[Interface dataset entries]
---------------
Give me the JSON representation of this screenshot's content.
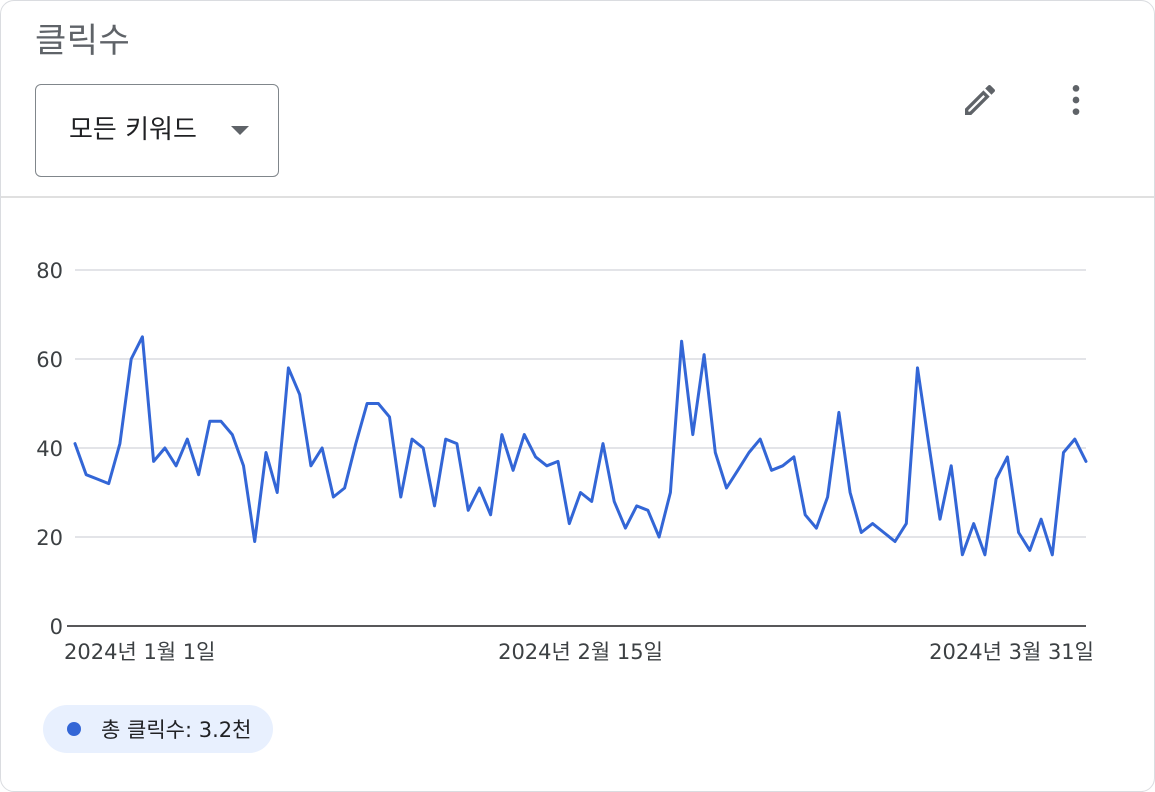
{
  "card": {
    "title": "클릭수",
    "dropdown_label": "모든 키워드"
  },
  "icons": {
    "edit": "pencil-icon",
    "more": "more-vert-icon",
    "dropdown": "arrow-drop-down-icon"
  },
  "legend": {
    "label": "총 클릭수: 3.2천",
    "color": "#3366d6"
  },
  "colors": {
    "series": "#3366d6",
    "grid": "#dadce0",
    "axis": "#3c4043"
  },
  "chart_data": {
    "type": "line",
    "ylim": [
      0,
      80
    ],
    "yticks": [
      "0",
      "20",
      "40",
      "60",
      "80"
    ],
    "xlim": [
      "2024-01-01",
      "2024-03-31"
    ],
    "x_tick_labels": [
      {
        "date": "2024-01-01",
        "label": "2024년 1월 1일"
      },
      {
        "date": "2024-02-15",
        "label": "2024년 2월 15일"
      },
      {
        "date": "2024-03-31",
        "label": "2024년 3월 31일"
      }
    ],
    "grid": true,
    "legend_position": "bottom-left",
    "series": [
      {
        "name": "총 클릭수",
        "x": [
          "2024-01-01",
          "2024-01-02",
          "2024-01-03",
          "2024-01-04",
          "2024-01-05",
          "2024-01-06",
          "2024-01-07",
          "2024-01-08",
          "2024-01-09",
          "2024-01-10",
          "2024-01-11",
          "2024-01-12",
          "2024-01-13",
          "2024-01-14",
          "2024-01-15",
          "2024-01-16",
          "2024-01-17",
          "2024-01-18",
          "2024-01-19",
          "2024-01-20",
          "2024-01-21",
          "2024-01-22",
          "2024-01-23",
          "2024-01-24",
          "2024-01-25",
          "2024-01-26",
          "2024-01-27",
          "2024-01-28",
          "2024-01-29",
          "2024-01-30",
          "2024-01-31",
          "2024-02-01",
          "2024-02-02",
          "2024-02-03",
          "2024-02-04",
          "2024-02-05",
          "2024-02-06",
          "2024-02-07",
          "2024-02-08",
          "2024-02-09",
          "2024-02-10",
          "2024-02-11",
          "2024-02-12",
          "2024-02-13",
          "2024-02-14",
          "2024-02-15",
          "2024-02-16",
          "2024-02-17",
          "2024-02-18",
          "2024-02-19",
          "2024-02-20",
          "2024-02-21",
          "2024-02-22",
          "2024-02-23",
          "2024-02-24",
          "2024-02-25",
          "2024-02-26",
          "2024-02-27",
          "2024-02-28",
          "2024-02-29",
          "2024-03-01",
          "2024-03-02",
          "2024-03-03",
          "2024-03-04",
          "2024-03-05",
          "2024-03-06",
          "2024-03-07",
          "2024-03-08",
          "2024-03-09",
          "2024-03-10",
          "2024-03-11",
          "2024-03-12",
          "2024-03-13",
          "2024-03-14",
          "2024-03-15",
          "2024-03-16",
          "2024-03-17",
          "2024-03-18",
          "2024-03-19",
          "2024-03-20",
          "2024-03-21",
          "2024-03-22",
          "2024-03-23",
          "2024-03-24",
          "2024-03-25",
          "2024-03-26",
          "2024-03-27",
          "2024-03-28",
          "2024-03-29",
          "2024-03-30",
          "2024-03-31"
        ],
        "values": [
          41,
          34,
          33,
          32,
          41,
          60,
          65,
          37,
          40,
          36,
          42,
          34,
          46,
          46,
          43,
          36,
          19,
          39,
          30,
          58,
          52,
          36,
          40,
          29,
          31,
          41,
          50,
          50,
          47,
          29,
          42,
          40,
          27,
          42,
          41,
          26,
          31,
          25,
          43,
          35,
          43,
          38,
          36,
          37,
          23,
          30,
          28,
          41,
          28,
          22,
          27,
          26,
          20,
          30,
          64,
          43,
          61,
          39,
          31,
          35,
          39,
          42,
          35,
          36,
          38,
          25,
          22,
          29,
          48,
          30,
          21,
          23,
          21,
          19,
          23,
          58,
          41,
          24,
          36,
          16,
          23,
          16,
          33,
          38,
          21,
          17,
          24,
          16,
          39,
          42,
          37
        ]
      }
    ]
  }
}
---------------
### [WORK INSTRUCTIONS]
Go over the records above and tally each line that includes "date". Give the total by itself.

### [OUTPUT OF THE TASK]
3